BEGIN RECORDS SUPPLIED

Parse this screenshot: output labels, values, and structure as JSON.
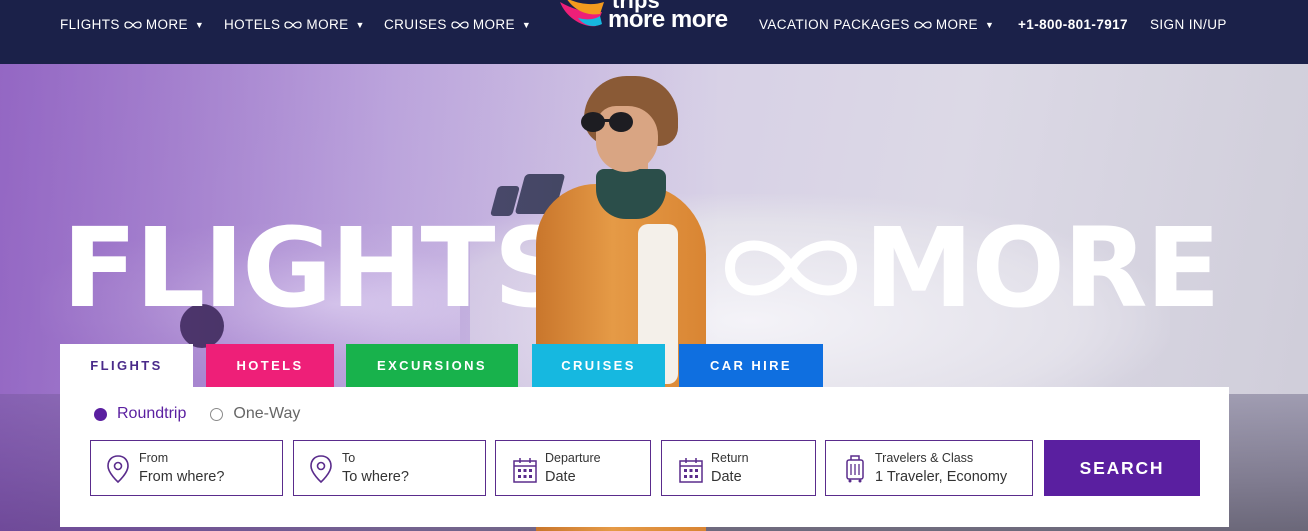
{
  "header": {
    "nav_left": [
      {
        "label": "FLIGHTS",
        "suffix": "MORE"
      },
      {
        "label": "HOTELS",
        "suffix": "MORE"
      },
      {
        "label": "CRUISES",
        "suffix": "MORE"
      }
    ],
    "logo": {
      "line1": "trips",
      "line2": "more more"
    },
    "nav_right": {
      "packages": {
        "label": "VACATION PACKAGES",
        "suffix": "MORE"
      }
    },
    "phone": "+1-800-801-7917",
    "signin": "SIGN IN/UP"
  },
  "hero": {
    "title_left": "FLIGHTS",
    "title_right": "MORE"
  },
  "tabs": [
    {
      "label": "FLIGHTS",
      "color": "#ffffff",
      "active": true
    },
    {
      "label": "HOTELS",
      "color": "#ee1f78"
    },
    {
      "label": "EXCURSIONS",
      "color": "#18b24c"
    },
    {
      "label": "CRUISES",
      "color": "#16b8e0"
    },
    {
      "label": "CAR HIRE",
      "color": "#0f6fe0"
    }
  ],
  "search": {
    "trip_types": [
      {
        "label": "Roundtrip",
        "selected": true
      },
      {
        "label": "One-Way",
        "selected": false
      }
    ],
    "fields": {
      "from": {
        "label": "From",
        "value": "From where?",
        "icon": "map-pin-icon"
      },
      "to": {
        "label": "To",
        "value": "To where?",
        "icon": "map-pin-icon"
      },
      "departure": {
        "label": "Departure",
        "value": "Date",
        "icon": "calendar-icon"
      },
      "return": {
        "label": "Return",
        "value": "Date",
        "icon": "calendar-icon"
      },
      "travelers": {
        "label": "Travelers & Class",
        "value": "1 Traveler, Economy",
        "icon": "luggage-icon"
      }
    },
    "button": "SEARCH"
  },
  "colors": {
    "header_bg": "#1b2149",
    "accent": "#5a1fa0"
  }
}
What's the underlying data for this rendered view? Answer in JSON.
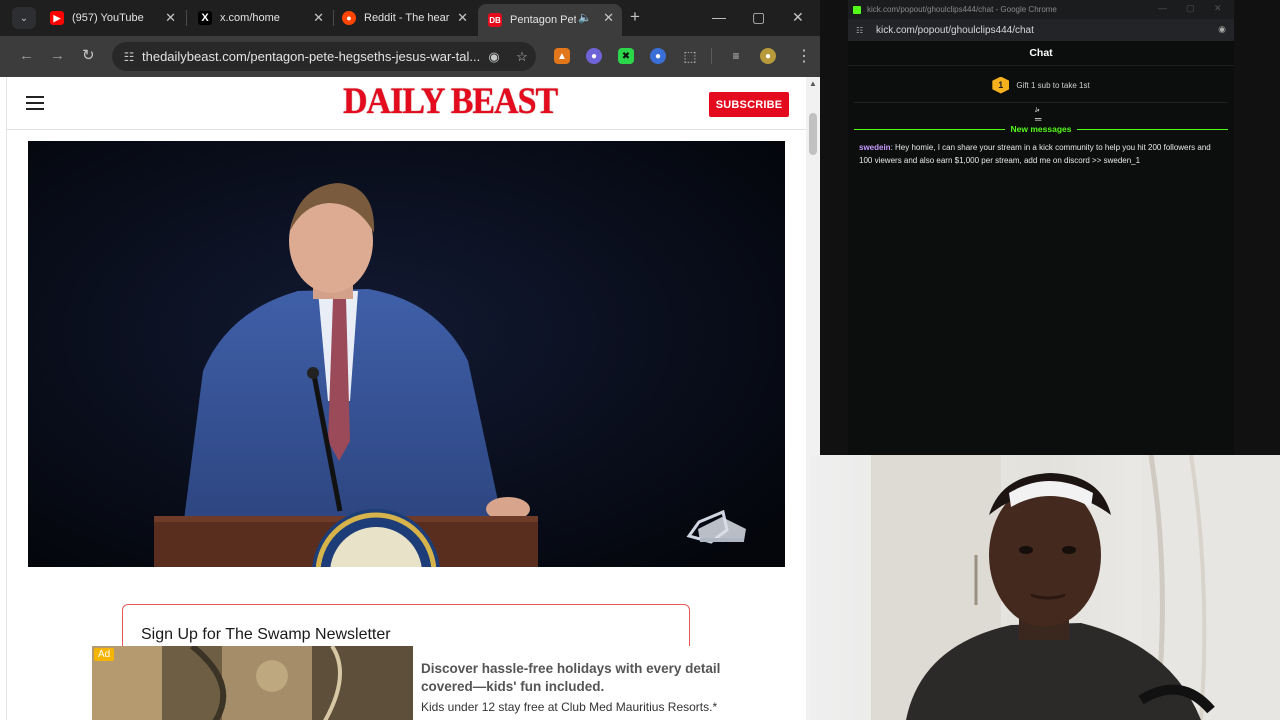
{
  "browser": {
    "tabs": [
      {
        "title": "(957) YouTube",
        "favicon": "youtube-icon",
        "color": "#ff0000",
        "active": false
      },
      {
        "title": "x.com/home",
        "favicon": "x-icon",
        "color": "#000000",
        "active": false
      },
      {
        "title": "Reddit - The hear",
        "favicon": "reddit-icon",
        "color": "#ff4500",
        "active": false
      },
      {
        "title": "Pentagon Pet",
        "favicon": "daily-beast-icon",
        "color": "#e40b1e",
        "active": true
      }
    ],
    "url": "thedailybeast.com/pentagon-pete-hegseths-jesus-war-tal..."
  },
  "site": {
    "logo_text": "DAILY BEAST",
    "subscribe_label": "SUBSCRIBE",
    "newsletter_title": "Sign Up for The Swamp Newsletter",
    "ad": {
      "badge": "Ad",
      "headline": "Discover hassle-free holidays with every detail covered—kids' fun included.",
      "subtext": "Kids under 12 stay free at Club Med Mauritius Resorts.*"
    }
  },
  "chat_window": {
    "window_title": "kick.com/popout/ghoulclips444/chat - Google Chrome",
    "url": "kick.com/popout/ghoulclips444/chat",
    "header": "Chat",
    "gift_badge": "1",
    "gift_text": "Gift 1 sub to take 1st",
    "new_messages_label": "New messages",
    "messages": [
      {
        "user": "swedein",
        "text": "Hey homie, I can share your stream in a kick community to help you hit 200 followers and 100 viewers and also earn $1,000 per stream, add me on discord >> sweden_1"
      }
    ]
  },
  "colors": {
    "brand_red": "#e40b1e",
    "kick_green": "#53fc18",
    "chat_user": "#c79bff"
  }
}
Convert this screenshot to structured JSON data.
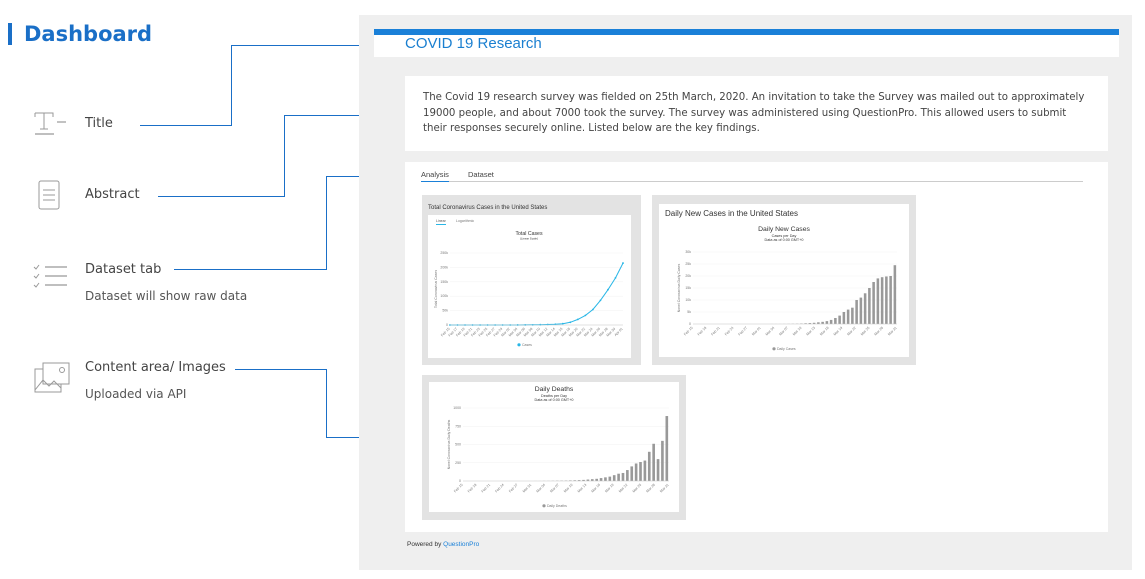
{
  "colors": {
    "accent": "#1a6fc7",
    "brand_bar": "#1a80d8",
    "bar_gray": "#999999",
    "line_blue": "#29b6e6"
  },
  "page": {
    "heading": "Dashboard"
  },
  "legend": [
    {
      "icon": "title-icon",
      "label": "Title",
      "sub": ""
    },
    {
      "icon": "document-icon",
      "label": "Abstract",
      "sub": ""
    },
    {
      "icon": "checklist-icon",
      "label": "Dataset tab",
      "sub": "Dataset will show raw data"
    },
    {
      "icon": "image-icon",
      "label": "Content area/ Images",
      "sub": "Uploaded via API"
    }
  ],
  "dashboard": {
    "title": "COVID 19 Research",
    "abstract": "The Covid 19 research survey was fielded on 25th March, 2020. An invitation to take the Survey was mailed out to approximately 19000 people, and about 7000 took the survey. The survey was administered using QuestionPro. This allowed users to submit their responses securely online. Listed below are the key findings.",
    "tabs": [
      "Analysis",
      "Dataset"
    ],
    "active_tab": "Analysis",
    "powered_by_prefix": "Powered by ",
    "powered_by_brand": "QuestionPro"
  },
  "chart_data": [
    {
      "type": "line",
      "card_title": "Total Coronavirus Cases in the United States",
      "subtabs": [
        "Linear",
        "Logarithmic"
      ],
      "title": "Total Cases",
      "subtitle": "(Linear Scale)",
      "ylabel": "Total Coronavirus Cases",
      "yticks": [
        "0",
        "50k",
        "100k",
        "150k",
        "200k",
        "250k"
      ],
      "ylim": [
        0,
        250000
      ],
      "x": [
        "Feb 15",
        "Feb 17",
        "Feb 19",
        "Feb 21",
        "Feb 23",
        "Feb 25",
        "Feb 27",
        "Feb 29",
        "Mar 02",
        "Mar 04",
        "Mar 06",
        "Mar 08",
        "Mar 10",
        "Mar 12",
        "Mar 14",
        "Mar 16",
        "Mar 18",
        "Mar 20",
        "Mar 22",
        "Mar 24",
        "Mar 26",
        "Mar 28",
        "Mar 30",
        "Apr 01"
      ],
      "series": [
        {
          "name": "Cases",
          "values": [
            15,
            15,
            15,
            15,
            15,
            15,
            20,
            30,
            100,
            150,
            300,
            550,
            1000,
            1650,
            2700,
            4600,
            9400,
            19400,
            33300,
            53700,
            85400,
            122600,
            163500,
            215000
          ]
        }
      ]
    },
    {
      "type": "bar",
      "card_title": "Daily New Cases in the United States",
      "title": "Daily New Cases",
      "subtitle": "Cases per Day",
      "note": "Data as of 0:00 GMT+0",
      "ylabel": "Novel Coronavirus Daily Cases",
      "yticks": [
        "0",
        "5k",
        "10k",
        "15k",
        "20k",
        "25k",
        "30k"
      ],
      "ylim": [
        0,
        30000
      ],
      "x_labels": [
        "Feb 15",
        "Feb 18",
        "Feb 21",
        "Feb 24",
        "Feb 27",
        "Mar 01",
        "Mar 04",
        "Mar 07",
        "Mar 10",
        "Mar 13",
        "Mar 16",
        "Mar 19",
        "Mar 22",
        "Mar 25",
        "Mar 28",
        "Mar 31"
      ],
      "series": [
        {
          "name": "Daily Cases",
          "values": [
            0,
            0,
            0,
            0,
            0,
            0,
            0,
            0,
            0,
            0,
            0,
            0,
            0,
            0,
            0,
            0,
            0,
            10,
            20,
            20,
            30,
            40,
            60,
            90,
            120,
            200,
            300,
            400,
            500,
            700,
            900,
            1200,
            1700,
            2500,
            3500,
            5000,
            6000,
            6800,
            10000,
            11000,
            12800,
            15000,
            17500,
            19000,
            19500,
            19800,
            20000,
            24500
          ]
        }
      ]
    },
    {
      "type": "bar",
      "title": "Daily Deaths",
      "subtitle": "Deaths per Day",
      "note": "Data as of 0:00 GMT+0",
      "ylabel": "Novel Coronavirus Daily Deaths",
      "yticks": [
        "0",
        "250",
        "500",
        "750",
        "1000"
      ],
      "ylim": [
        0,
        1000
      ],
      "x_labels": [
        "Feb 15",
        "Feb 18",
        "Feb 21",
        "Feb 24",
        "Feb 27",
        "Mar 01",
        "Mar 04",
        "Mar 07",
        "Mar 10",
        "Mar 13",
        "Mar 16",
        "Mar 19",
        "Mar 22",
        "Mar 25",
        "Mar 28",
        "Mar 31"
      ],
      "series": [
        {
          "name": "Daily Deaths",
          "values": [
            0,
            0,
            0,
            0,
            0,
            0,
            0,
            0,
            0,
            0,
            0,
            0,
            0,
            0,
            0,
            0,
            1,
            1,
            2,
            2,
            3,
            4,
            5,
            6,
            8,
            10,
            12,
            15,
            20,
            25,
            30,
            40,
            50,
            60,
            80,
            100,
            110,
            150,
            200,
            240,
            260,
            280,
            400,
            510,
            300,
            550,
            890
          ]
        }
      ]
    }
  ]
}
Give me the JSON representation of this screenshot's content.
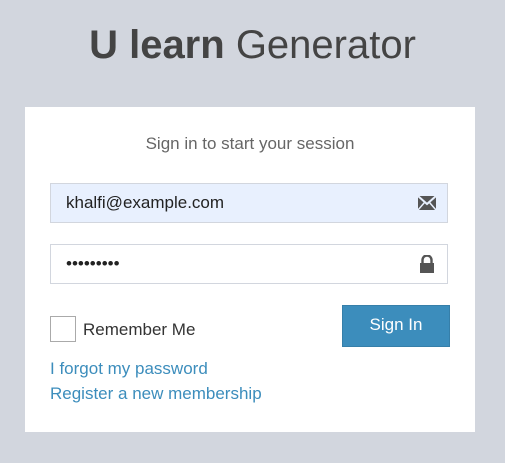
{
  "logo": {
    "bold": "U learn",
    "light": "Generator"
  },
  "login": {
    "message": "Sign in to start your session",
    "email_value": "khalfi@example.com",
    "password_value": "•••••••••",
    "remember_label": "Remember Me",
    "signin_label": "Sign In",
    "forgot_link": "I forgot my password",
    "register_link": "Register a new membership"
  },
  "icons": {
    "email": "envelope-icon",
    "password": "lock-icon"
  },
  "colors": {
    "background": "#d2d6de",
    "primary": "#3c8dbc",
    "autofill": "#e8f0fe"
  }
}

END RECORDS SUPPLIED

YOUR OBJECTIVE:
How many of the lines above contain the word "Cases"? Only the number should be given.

SOLUTION FOR THIS PROBLEM:
9